= WORK INSTRUCTION =
Copy out each line below that has the word "this" in it.

══════

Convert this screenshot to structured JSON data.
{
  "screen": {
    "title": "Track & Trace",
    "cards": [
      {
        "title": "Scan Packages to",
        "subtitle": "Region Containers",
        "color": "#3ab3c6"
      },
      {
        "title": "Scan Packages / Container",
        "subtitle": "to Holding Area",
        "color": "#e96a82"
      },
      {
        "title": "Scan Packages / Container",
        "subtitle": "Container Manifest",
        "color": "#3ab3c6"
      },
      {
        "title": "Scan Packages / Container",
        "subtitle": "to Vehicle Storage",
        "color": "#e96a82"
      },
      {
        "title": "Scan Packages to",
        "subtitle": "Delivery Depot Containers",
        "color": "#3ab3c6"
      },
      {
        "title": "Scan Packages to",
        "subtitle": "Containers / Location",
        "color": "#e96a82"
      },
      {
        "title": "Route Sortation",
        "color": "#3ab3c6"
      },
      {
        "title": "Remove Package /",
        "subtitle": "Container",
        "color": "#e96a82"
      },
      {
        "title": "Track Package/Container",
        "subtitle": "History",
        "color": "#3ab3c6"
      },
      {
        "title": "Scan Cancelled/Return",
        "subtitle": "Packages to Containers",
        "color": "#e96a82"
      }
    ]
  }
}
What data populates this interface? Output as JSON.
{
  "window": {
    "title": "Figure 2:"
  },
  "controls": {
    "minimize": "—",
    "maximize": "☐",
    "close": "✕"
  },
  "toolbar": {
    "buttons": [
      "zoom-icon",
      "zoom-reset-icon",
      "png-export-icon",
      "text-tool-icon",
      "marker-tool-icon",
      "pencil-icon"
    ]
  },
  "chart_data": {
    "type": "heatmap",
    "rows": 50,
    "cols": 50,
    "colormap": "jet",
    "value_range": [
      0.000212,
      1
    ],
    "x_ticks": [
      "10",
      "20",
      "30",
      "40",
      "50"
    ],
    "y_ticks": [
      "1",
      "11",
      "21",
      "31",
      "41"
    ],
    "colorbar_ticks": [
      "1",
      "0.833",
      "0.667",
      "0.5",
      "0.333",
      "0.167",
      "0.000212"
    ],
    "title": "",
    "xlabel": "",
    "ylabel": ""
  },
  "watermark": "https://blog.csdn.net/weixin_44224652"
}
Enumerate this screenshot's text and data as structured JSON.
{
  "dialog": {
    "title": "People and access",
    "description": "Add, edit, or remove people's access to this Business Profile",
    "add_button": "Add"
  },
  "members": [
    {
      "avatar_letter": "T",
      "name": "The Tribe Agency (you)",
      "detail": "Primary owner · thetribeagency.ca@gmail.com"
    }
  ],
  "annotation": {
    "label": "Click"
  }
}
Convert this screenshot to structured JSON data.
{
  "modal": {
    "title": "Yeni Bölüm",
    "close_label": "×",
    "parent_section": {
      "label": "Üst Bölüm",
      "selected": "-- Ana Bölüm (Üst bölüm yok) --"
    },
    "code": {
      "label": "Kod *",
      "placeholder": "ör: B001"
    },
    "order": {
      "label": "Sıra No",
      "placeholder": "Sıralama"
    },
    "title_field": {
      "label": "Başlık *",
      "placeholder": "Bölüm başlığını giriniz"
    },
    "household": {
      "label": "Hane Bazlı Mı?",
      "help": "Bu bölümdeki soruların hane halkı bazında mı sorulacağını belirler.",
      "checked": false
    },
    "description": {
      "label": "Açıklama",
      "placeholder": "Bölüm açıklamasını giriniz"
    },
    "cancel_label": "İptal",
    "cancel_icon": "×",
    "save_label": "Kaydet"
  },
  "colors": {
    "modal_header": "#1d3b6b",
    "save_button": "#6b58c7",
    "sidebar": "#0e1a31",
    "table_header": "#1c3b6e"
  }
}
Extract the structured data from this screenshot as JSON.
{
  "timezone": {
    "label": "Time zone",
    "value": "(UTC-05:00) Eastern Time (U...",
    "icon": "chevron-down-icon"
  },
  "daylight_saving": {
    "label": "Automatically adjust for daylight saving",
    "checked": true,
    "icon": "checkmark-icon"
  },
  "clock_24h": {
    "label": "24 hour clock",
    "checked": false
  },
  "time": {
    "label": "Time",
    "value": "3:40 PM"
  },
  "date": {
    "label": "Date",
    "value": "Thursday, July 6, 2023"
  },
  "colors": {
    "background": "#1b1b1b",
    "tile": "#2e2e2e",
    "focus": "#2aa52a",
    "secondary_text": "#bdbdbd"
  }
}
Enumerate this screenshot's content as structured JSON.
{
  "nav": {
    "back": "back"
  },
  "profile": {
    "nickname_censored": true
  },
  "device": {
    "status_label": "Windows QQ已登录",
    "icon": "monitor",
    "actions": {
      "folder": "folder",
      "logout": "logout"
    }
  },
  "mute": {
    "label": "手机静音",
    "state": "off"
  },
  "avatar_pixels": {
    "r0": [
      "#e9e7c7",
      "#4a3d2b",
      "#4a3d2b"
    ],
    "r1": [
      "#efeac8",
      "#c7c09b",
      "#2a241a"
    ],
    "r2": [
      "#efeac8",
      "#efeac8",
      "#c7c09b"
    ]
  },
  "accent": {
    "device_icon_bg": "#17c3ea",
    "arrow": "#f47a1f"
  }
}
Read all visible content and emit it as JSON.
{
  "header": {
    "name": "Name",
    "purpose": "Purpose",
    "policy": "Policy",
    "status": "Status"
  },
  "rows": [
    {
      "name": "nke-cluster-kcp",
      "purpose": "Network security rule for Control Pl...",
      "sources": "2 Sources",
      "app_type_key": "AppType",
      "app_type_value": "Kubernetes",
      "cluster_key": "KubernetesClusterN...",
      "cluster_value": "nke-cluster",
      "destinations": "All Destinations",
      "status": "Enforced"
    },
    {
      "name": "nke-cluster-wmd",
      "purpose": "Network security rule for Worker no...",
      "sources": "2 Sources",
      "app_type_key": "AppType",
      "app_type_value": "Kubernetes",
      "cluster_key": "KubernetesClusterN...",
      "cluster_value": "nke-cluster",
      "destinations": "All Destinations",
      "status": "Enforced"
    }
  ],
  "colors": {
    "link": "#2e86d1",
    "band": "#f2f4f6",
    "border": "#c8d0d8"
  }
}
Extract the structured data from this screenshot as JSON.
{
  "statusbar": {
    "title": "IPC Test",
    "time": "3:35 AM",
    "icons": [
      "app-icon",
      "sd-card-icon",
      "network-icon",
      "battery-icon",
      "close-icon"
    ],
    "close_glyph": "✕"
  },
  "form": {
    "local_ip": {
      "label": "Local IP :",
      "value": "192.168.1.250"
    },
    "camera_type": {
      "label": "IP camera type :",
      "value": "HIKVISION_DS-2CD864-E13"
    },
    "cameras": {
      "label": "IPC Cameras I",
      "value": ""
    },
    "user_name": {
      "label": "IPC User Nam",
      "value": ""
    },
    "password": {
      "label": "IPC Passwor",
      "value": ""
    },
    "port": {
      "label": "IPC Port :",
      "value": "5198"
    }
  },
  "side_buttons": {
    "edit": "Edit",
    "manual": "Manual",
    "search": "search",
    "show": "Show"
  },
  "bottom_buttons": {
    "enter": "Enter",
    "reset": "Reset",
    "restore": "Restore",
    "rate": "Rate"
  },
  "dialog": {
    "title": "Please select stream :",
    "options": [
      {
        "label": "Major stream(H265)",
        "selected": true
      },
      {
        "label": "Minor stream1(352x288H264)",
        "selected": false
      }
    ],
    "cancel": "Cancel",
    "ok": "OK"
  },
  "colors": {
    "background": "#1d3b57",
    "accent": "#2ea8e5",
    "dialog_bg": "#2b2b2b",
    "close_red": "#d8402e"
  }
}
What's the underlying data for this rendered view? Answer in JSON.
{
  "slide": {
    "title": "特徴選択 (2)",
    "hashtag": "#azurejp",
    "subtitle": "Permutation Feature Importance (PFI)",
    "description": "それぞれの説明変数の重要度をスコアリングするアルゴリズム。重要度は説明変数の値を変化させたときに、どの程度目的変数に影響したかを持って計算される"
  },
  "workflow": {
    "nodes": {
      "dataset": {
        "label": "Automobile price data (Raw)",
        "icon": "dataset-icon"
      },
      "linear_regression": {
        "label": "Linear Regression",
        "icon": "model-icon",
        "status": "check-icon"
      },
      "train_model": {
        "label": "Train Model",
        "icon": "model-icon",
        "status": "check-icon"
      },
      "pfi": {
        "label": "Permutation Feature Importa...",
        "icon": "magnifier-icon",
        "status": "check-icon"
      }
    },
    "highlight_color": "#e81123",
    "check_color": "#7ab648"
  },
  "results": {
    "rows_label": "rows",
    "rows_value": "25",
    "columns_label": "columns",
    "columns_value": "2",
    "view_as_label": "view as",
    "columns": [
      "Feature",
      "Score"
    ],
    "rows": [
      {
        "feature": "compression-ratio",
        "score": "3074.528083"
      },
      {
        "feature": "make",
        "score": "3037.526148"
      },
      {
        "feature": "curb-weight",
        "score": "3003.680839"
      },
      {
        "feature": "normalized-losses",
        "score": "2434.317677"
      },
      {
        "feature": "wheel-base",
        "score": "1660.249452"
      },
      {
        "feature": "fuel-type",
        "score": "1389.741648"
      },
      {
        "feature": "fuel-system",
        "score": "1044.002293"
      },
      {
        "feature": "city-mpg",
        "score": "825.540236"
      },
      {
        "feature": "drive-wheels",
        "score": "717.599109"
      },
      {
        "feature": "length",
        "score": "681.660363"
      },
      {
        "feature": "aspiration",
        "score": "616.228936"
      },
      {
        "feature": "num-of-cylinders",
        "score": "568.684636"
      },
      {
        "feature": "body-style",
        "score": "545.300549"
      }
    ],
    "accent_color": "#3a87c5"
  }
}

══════

= REPLY =
Convert this screenshot to structured JSON data.
What data populates this interface? Output as JSON.
Enumerate this screenshot's text and data as structured JSON.
    "description": "Add, edit, or remove people's access to this Business Profile",
Convert this screenshot to structured JSON data.
Extract the structured data from this screenshot as JSON.
Enumerate this screenshot's content as structured JSON.
Extract the structured data from this screenshot as JSON.
What's the underlying data for this rendered view? Answer in JSON.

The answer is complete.